The noise from jet-engine exhausts can cause substantial hearing loss for crewmen and airport personnel and activate restrictive regulations and/or fees for airlines. The large turbulent eddies within the jet plume—also known as large-scale coherent structures—produce the majority of the noise in the aft angles of the engine.
Aviation industry manufacturers have traditionally relied upon conventional metals and alloys for constructing internal engine parts. During operation, these engines can generate sufficient heat to raise temperatures to within 50 degrees of the melting point of the nickel-based superalloys, titanium, aluminum and steel used in engine construction.
The roar of jet engines is the major source of noise created by commercial and military aircraft, which are bound by numerous stringent noise regulations.
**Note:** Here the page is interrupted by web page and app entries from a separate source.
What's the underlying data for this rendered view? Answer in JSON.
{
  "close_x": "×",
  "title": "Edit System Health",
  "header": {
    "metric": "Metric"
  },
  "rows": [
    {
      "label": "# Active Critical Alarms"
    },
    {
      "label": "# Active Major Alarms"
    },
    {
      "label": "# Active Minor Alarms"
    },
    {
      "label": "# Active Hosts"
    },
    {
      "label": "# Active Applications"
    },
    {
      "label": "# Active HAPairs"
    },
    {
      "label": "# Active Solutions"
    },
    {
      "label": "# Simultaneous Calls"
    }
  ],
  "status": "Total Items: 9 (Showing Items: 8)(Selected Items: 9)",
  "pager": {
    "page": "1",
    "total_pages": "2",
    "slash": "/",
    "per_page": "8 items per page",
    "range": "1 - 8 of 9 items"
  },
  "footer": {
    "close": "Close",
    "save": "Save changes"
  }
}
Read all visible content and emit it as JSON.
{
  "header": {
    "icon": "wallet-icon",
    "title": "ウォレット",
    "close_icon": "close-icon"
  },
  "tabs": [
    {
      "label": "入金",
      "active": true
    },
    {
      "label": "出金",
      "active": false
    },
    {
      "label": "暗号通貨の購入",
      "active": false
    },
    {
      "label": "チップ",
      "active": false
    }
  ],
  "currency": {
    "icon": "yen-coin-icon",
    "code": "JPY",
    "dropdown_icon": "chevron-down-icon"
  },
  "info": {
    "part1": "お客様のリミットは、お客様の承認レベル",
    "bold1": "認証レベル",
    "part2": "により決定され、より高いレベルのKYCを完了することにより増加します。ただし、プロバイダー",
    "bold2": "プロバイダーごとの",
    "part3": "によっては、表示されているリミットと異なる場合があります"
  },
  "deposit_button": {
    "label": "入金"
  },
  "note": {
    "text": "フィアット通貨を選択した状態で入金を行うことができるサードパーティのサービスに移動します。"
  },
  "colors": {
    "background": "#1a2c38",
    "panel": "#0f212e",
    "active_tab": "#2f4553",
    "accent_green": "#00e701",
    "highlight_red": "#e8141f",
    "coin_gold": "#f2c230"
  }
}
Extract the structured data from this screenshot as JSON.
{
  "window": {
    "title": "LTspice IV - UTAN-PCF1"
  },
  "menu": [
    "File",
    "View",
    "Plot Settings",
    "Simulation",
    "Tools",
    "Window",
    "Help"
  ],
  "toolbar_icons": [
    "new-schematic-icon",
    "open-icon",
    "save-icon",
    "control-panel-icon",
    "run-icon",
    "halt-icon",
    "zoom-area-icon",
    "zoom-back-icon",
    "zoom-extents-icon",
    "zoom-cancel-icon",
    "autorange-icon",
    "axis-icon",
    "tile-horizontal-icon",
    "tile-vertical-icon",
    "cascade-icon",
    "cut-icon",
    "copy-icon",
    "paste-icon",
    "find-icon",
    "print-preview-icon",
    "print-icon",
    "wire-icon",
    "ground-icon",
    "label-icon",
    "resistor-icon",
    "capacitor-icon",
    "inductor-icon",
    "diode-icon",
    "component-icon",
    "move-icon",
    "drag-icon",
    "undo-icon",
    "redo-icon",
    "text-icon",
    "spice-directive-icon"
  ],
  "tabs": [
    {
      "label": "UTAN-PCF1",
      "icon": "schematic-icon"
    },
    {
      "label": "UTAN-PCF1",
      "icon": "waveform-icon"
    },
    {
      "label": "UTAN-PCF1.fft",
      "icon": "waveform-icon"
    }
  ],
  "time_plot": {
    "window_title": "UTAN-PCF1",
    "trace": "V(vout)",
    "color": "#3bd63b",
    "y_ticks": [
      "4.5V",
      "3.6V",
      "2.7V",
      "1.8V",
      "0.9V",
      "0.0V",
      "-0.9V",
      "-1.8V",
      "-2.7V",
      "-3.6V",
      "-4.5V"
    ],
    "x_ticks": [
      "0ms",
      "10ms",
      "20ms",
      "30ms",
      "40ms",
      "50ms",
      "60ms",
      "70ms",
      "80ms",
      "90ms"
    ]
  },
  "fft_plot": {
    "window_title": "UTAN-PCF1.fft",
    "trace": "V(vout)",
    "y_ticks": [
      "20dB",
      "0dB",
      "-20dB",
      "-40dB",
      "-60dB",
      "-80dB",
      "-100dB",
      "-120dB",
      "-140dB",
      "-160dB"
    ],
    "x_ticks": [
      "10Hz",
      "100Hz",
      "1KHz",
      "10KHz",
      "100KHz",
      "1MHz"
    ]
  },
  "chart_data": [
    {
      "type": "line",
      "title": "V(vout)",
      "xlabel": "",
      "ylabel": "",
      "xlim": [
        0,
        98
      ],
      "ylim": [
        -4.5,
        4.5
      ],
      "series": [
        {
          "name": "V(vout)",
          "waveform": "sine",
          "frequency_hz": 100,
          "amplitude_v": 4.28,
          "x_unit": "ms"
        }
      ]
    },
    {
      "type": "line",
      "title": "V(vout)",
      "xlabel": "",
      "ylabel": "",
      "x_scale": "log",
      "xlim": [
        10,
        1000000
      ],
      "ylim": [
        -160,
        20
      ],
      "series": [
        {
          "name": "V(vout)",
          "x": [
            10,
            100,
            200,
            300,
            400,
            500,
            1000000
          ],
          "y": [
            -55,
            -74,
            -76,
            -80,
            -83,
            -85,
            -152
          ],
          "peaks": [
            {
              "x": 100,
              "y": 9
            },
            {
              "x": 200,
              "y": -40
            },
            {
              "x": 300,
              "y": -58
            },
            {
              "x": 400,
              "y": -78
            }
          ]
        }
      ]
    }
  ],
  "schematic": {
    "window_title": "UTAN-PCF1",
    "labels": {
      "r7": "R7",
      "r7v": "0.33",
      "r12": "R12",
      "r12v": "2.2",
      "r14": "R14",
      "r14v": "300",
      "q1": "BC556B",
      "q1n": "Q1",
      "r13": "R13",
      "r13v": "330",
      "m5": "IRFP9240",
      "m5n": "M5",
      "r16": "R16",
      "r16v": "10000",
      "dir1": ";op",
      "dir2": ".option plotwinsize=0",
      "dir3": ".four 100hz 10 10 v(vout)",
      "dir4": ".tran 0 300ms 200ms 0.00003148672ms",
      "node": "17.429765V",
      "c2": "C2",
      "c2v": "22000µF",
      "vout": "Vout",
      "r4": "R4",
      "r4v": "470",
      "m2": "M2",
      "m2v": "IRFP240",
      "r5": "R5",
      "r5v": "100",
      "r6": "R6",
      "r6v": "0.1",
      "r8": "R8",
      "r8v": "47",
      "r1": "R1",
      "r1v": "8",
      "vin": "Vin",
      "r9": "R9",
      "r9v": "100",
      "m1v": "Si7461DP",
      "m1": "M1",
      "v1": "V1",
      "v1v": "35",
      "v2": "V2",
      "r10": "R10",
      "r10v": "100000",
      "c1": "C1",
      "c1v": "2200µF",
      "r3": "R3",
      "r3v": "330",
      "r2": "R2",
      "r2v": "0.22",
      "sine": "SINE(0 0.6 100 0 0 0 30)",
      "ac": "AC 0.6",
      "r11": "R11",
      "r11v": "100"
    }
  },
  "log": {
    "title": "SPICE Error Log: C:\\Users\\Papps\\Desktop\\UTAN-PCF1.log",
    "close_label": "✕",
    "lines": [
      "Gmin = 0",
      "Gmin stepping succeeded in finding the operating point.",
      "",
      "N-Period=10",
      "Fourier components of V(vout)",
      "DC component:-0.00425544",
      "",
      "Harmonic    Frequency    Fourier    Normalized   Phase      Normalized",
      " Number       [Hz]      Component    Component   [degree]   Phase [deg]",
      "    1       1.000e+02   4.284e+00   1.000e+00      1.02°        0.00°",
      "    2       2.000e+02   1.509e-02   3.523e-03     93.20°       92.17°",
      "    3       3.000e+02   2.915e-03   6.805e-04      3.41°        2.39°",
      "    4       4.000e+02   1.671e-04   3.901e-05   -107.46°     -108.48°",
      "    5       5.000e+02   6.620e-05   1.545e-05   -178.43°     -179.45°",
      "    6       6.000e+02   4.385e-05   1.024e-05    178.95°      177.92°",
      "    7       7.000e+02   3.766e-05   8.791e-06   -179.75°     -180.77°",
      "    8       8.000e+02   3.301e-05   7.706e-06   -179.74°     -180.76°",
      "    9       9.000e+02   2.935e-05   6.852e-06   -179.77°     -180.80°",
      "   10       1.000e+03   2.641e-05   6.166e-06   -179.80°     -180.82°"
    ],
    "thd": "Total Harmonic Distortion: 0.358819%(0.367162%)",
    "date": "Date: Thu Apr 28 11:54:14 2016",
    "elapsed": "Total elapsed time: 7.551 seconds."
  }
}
A research team led by Ephraim Gutmark, Ph.D., D.Sc., at the University of Cincinnati, is leveraging both experimental and computational tools to optimize existing aircraft noise suppression techniques and to develop new ones.
Turbomachinery, such as that found in compressors and turbines, is instrumental in today's aeronautic, automotive, marine, space and industrial power generation. To achieve the most efficient propulsion and power systems, engine designers must understand the physics of very complex air-flow fields produced within multiple stages of constantly rotating rotors and stators.